> _What to produce_
Check each line of the records below and collect those that include the word "我是中国人".

> _Source data_

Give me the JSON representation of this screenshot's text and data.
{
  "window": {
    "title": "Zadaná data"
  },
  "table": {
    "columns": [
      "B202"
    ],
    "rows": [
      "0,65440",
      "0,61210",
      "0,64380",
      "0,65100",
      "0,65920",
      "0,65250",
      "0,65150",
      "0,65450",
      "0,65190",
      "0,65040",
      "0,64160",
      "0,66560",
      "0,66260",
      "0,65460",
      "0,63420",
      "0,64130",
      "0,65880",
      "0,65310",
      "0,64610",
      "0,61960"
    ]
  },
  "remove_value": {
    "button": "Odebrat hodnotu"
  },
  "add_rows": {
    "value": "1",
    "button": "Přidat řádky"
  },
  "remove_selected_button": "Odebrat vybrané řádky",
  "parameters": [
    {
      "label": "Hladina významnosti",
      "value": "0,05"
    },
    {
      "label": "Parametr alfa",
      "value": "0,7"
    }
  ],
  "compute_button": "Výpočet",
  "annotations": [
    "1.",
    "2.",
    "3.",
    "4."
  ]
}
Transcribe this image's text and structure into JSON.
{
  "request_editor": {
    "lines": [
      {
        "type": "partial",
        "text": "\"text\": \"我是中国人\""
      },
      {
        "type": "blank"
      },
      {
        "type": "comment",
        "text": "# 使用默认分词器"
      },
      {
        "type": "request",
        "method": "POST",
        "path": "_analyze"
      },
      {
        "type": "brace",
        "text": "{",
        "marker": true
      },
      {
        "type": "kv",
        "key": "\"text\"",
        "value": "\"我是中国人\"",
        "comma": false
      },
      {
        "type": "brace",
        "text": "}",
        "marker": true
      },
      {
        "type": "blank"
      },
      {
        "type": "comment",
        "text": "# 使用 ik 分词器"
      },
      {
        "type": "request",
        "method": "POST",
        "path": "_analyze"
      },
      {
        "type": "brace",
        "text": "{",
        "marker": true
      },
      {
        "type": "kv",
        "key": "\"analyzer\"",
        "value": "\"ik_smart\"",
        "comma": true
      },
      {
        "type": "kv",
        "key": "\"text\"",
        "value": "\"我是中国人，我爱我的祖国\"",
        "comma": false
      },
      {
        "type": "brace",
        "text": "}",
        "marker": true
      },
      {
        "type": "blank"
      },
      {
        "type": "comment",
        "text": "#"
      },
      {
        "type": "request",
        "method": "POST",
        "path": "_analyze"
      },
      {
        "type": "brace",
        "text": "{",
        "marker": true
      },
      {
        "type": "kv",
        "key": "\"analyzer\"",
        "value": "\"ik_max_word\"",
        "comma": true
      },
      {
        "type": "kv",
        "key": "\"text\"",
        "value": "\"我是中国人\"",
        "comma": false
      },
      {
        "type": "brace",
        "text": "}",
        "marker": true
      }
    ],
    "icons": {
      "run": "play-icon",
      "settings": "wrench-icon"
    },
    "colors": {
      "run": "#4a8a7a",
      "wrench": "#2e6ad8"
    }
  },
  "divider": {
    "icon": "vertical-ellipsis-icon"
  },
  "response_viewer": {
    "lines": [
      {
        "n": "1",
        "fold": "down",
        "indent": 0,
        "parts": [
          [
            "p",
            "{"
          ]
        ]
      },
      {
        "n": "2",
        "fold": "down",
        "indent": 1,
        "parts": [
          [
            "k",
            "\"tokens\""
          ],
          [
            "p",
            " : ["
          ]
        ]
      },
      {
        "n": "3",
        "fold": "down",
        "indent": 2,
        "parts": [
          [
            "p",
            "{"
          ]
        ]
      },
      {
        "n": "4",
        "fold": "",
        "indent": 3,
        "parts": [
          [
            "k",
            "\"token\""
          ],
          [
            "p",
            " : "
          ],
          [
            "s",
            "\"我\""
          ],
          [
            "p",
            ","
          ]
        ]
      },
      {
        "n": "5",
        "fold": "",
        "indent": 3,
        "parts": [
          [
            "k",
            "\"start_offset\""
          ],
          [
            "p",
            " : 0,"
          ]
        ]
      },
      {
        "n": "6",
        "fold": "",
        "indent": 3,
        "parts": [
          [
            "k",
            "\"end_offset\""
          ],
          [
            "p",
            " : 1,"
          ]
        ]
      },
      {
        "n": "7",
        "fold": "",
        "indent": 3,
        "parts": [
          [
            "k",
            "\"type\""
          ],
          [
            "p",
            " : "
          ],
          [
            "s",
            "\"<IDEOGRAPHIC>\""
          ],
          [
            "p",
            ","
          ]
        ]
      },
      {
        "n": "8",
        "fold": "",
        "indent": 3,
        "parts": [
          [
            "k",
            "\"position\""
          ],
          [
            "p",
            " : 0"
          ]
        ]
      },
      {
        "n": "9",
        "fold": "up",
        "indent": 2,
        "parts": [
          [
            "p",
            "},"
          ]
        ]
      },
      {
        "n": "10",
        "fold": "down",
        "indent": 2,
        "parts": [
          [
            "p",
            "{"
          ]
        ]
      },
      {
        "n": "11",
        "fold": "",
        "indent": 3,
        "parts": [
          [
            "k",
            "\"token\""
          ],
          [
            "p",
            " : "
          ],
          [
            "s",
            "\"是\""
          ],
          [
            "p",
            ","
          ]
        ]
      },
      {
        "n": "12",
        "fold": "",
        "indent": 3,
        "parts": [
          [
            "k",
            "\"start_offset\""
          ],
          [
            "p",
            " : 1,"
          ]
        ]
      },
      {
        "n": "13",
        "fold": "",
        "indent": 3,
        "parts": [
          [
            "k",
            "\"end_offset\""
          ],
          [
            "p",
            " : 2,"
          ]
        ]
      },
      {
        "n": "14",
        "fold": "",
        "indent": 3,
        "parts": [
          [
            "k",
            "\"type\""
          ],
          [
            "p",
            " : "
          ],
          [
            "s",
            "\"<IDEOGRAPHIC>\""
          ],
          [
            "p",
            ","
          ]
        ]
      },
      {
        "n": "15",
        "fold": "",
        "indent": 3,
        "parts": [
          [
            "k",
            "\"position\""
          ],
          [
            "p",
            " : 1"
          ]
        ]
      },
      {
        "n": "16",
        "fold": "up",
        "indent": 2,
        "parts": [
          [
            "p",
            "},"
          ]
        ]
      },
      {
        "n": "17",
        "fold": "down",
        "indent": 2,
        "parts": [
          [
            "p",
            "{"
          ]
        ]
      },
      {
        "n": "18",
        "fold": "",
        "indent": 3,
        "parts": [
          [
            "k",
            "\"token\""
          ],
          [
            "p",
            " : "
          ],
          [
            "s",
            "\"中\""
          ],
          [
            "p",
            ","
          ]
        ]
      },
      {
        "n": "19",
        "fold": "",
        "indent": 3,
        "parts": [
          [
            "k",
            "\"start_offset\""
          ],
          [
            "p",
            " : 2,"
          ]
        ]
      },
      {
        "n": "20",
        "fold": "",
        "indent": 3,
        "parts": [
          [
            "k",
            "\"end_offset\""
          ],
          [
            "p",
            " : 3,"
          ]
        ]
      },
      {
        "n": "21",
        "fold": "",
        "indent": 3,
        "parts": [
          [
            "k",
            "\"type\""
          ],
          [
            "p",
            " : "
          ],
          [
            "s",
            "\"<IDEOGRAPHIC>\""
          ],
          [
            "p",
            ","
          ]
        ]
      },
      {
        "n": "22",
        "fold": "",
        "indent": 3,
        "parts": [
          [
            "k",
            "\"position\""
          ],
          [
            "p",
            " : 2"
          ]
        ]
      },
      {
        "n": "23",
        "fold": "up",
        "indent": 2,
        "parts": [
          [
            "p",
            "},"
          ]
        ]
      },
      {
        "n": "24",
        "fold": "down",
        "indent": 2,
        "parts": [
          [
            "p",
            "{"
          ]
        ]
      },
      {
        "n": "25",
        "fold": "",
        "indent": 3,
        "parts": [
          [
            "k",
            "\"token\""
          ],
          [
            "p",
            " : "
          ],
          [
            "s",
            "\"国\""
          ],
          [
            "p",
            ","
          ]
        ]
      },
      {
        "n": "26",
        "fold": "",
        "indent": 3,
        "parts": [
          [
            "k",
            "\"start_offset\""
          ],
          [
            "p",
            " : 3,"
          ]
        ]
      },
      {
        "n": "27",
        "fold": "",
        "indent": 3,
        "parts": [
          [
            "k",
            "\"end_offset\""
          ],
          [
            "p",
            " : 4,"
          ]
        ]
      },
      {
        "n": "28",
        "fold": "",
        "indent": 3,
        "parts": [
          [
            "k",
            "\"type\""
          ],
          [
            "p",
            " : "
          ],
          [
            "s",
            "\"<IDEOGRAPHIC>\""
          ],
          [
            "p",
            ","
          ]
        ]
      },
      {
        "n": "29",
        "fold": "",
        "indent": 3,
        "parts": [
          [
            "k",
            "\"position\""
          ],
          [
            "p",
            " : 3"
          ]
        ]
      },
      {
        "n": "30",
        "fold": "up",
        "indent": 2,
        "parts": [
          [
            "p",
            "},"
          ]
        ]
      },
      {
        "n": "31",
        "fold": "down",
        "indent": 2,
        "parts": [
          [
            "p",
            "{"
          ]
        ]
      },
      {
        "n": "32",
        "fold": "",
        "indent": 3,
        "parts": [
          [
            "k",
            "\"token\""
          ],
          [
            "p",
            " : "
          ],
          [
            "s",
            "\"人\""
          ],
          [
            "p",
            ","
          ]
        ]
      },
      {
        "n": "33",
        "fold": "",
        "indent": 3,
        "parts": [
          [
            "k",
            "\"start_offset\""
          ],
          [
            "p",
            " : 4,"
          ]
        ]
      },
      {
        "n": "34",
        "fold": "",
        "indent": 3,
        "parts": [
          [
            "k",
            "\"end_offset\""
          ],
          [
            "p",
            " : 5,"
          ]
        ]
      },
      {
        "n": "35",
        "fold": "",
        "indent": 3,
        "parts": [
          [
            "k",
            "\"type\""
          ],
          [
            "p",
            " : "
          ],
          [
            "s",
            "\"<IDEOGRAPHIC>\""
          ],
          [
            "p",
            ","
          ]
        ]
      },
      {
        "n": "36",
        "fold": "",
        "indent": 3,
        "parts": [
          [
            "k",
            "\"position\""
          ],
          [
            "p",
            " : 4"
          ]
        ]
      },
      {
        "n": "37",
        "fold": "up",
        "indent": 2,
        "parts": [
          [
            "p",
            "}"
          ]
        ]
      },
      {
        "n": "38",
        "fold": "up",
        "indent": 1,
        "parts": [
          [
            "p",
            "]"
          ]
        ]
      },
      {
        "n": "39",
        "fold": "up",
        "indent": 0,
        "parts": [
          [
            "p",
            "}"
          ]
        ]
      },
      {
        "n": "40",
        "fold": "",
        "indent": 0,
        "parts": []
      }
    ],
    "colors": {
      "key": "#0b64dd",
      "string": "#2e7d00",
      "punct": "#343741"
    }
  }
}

> _Response to the task_
        "text": "\"text\": \"我是中国人\""
        "value": "\"我是中国人\"",
        "value": "\"我是中国人，我爱我的祖国\"",
        "value": "\"我是中国人\"",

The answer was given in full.